The most obvious move in the NFL this offseason was the Ravens signing a new wide receiver (or three). It was less obvious why the team decided to commit so much money to former Redskins receiver Ryan Grant.

Grant has long been beloved by his coaches and teammates, but the results have never been there on game day. He has some potential to improve if given a larger role in a team's offense, which he likely would have had in Baltimore, but it never made much sense to offer him a 4-year contract worth nearly 30 million, with $14.5 million guaranteed.

Thankfully for fans who were uninspired by the reported agreement, Grant was unable to pass his physical and will not be joining the team.


At a press conference Friday morning, GM Ozzie Newsome called the void a "medical decision" that Newsome had no control over. 

NFL insider Ian Rapoport reported that Grant is recovering from a Grade 2 sprained ankle that would need two months rest.

You have to feel for Grant, who by all accounts has worked his tail off for many years just waiting for his chance. It's never easy missing out on nearly $15 million dollars guaranteed, but Grant should be able to find work with another team.

The timing of this news, coming so soon after former Raider Michael Crabtree became available, seemed fishy to some.

At Friday's press conference, Newsome also said the team would have still pursued Crabtree if they signed Grant. 

It's probably not fair to suggest that an NFL franchise would actually so publicly back out of a deal just because another option came along, as any team with that reputation would struggle to attract future free agents.

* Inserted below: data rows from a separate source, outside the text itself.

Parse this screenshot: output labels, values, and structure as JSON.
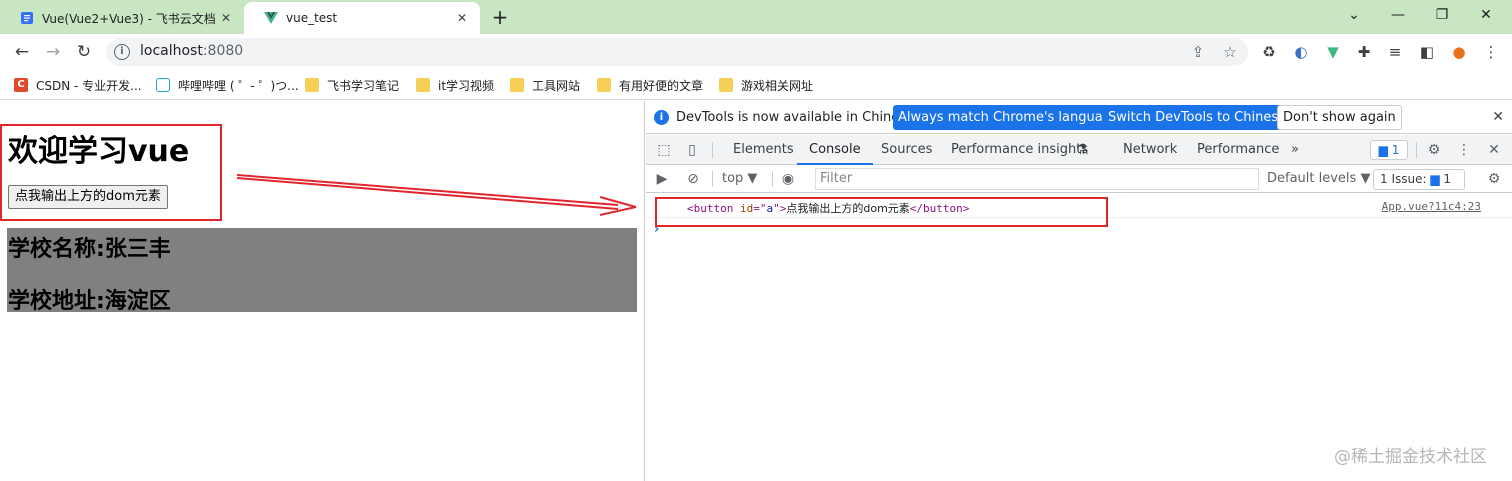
{
  "browser": {
    "tabs": [
      {
        "title": "Vue(Vue2+Vue3) - 飞书云文档",
        "close": "✕"
      },
      {
        "title": "vue_test",
        "close": "✕"
      }
    ],
    "new_tab": "+",
    "window_controls": {
      "minimize": "⌄",
      "restore": "—",
      "maximize": "❐",
      "close": "✕"
    },
    "nav": {
      "back": "←",
      "forward": "→",
      "reload": "↻"
    },
    "url_host": "localhost",
    "url_port": ":8080",
    "bookmarks": [
      {
        "label": "CSDN - 专业开发...",
        "icon": "csdn-icon"
      },
      {
        "label": "哔哩哔哩 ( ゜- ゜)つ...",
        "icon": "bilibili-icon"
      },
      {
        "label": "飞书学习笔记",
        "icon": "folder-icon"
      },
      {
        "label": "it学习视频",
        "icon": "folder-icon"
      },
      {
        "label": "工具网站",
        "icon": "folder-icon"
      },
      {
        "label": "有用好便的文章",
        "icon": "folder-icon"
      },
      {
        "label": "游戏相关网址",
        "icon": "folder-icon"
      }
    ]
  },
  "page": {
    "heading": "欢迎学习vue",
    "button_label": "点我输出上方的dom元素",
    "school_name": "学校名称:张三丰",
    "school_address": "学校地址:海淀区"
  },
  "devtools": {
    "info_text": "DevTools is now available in Chinese!",
    "btn_match": "Always match Chrome's language",
    "btn_switch": "Switch DevTools to Chinese",
    "btn_dismiss": "Don't show again",
    "tabs": [
      "Elements",
      "Console",
      "Sources",
      "Performance insights",
      "Network",
      "Performance"
    ],
    "more_tabs": "»",
    "message_count": "1",
    "context": "top ▼",
    "filter_placeholder": "Filter",
    "levels": "Default levels ▼",
    "issues_label": "1 Issue:",
    "issues_count": "1",
    "log": {
      "open_tag": "<button",
      "attr_name": " id",
      "attr_eq": "=\"",
      "attr_value": "a",
      "attr_close": "\">",
      "text": "点我输出上方的dom元素",
      "close_tag": "</button>"
    },
    "source_link": "App.vue?11c4:23",
    "prompt": "›"
  },
  "watermark": "@稀土掘金技术社区",
  "colors": {
    "annotation_red": "#e0262d",
    "accent_blue": "#1a73e8",
    "tab_strip": "#c9e6c2"
  }
}
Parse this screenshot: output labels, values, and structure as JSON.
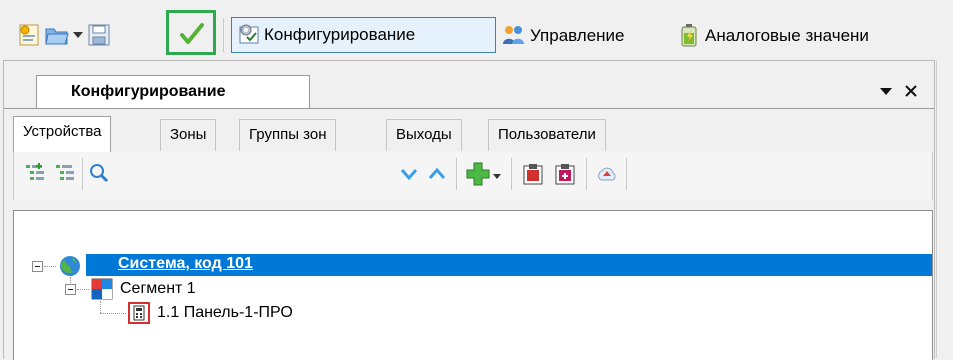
{
  "toolbar": {
    "config_label": "Конфигурирование",
    "manage_label": "Управление",
    "analog_label": "Аналоговые значени",
    "colors": {
      "highlight_border": "#2fa84f",
      "check": "#55b235"
    }
  },
  "panel": {
    "title": "Конфигурирование",
    "subtabs": [
      "Устройства",
      "Зоны",
      "Группы зон",
      "Выходы",
      "Пользователи"
    ]
  },
  "tree": {
    "root": "Система, код 101",
    "child": "Сегмент 1",
    "leaf": "1.1 Панель-1-ПРО",
    "colors": {
      "selection": "#0078d7"
    }
  }
}
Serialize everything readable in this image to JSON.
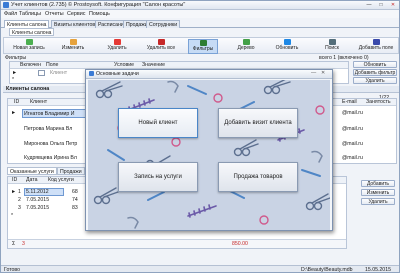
{
  "window": {
    "title": "Учет клиентов (2.735) © Prostoysoft. Конфигурация \"Салон красоты\"",
    "minimize": "—",
    "maximize": "□",
    "close": "✕"
  },
  "menu": [
    "Файл",
    "Таблицы",
    "Отчеты",
    "Сервис",
    "Помощь"
  ],
  "tabs": [
    "Клиенты салона",
    "Визиты клиентов",
    "Расписание",
    "Продажи",
    "Сотрудники"
  ],
  "subtabs": [
    "Клиенты салона"
  ],
  "toolbar": [
    {
      "label": "Новая запись",
      "icon": "new-record-icon",
      "color": "#4caf50"
    },
    {
      "label": "Изменить",
      "icon": "edit-icon",
      "color": "#e6a23c"
    },
    {
      "label": "Удалить",
      "icon": "delete-icon",
      "color": "#e53935"
    },
    {
      "label": "Удалить все",
      "icon": "delete-all-icon",
      "color": "#c62828"
    },
    {
      "label": "Фильтры",
      "icon": "filter-icon",
      "color": "#2e7d32"
    },
    {
      "label": "Дерево",
      "icon": "tree-icon",
      "color": "#43a047"
    },
    {
      "label": "Обновить",
      "icon": "refresh-icon",
      "color": "#1e88e5"
    },
    {
      "label": "Поиск",
      "icon": "search-icon",
      "color": "#546e7a"
    },
    {
      "label": "Добавить поле",
      "icon": "add-field-icon",
      "color": "#3949ab"
    }
  ],
  "filters": {
    "label": "Фильтры",
    "columns": [
      "Включен",
      "Поле",
      "Условие",
      "Значение"
    ],
    "row": {
      "field": "Клиент"
    },
    "count_text": "всего 1 (включено 0)",
    "update_btn": "Обновить",
    "add_btn": "Добавить фильтр",
    "delete_btn": "Удалить"
  },
  "clients": {
    "label": "Клиенты салона",
    "page": "1/22",
    "columns": [
      "ID",
      "Клиент",
      "E-mail",
      "Занятость"
    ],
    "rows": [
      {
        "name": "Игнатов Владимир И",
        "email": "@mail.ru"
      },
      {
        "name": "Петрова Марина Вл",
        "email": "@mail.ru"
      },
      {
        "name": "Миронова Ольга Петр",
        "email": "@mail.ru"
      },
      {
        "name": "Кудрявцева Ирина Вл",
        "email": "@mail.ru"
      }
    ]
  },
  "services": {
    "tabs": [
      "Оказанные услуги",
      "Продажи"
    ],
    "columns": [
      "ID",
      "Дата",
      "Код услуги"
    ],
    "rows": [
      {
        "id": "1",
        "date": "5.11.2012",
        "code": "68"
      },
      {
        "id": "2",
        "date": "7.05.2015",
        "code": "74"
      },
      {
        "id": "3",
        "date": "7.05.2015",
        "code": "83"
      }
    ],
    "sum_label": "Σ",
    "sum_count": "3",
    "sum_value": "850.00",
    "add_btn": "Добавить",
    "edit_btn": "Изменить",
    "delete_btn": "Удалить"
  },
  "modal": {
    "title": "Основные задачи",
    "buttons": [
      "Новый клиент",
      "Добавить визит клиента",
      "Запись на услуги",
      "Продажа товаров"
    ],
    "background": "#c9d3e4"
  },
  "status": {
    "ready": "Готово",
    "path": "D:\\Beauty\\Beauty.mdb",
    "date": "15.05.2015"
  }
}
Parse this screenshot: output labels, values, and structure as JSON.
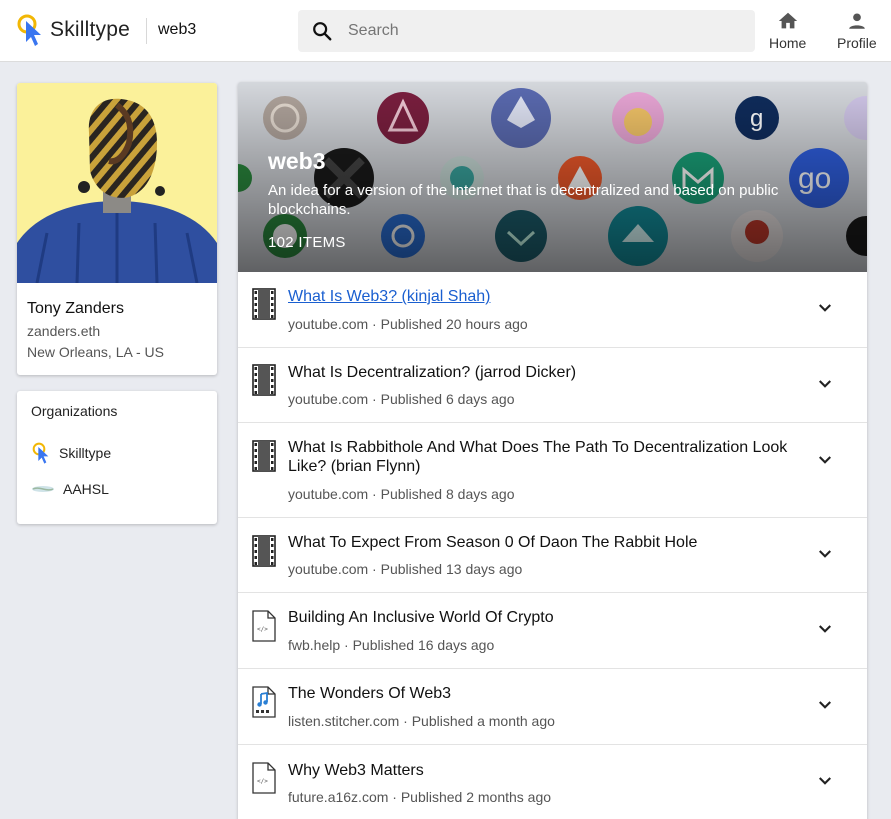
{
  "header": {
    "brand": "Skilltype",
    "topic": "web3",
    "search_placeholder": "Search",
    "nav": [
      {
        "label": "Home",
        "icon": "home-icon"
      },
      {
        "label": "Profile",
        "icon": "person-icon"
      }
    ]
  },
  "profile": {
    "name": "Tony Zanders",
    "handle": "zanders.eth",
    "location": "New Orleans, LA - US"
  },
  "organizations": {
    "title": "Organizations",
    "items": [
      {
        "label": "Skilltype",
        "icon": "skilltype-logo-icon"
      },
      {
        "label": "AAHSL",
        "icon": "aahsl-logo-icon"
      }
    ]
  },
  "collection": {
    "title": "web3",
    "description": "An idea for a version of the Internet that is decentralized and based on public blockchains.",
    "count": "102 ITEMS"
  },
  "items": [
    {
      "title": "What Is Web3? (kinjal Shah)",
      "meta": "youtube.com · Published 20 hours ago",
      "type": "video-icon"
    },
    {
      "title": "What Is Decentralization? (jarrod Dicker)",
      "meta": "youtube.com · Published 6 days ago",
      "type": "video-icon"
    },
    {
      "title": "What Is Rabbithole And What Does The Path To Decentralization Look Like? (brian Flynn)",
      "meta": "youtube.com · Published 8 days ago",
      "type": "video-icon"
    },
    {
      "title": "What To Expect From Season 0 Of Daon The Rabbit Hole",
      "meta": "youtube.com · Published 13 days ago",
      "type": "video-icon"
    },
    {
      "title": "Building An Inclusive World Of Crypto",
      "meta": "fwb.help · Published 16 days ago",
      "type": "code-file-icon"
    },
    {
      "title": "The Wonders Of Web3",
      "meta": "listen.stitcher.com · Published a month ago",
      "type": "audio-file-icon"
    },
    {
      "title": "Why Web3 Matters",
      "meta": "future.a16z.com · Published 2 months ago",
      "type": "code-file-icon"
    }
  ],
  "colors": {
    "accent_link": "#1a5fd0",
    "avatar_bg": "#fbf19a",
    "page_bg": "#e9ebf0"
  }
}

That said, it could end up working out splendidly for the team.

Besides, if all else is equal, shouldn't a team located in Baltimore be going after a guy named CRABtree?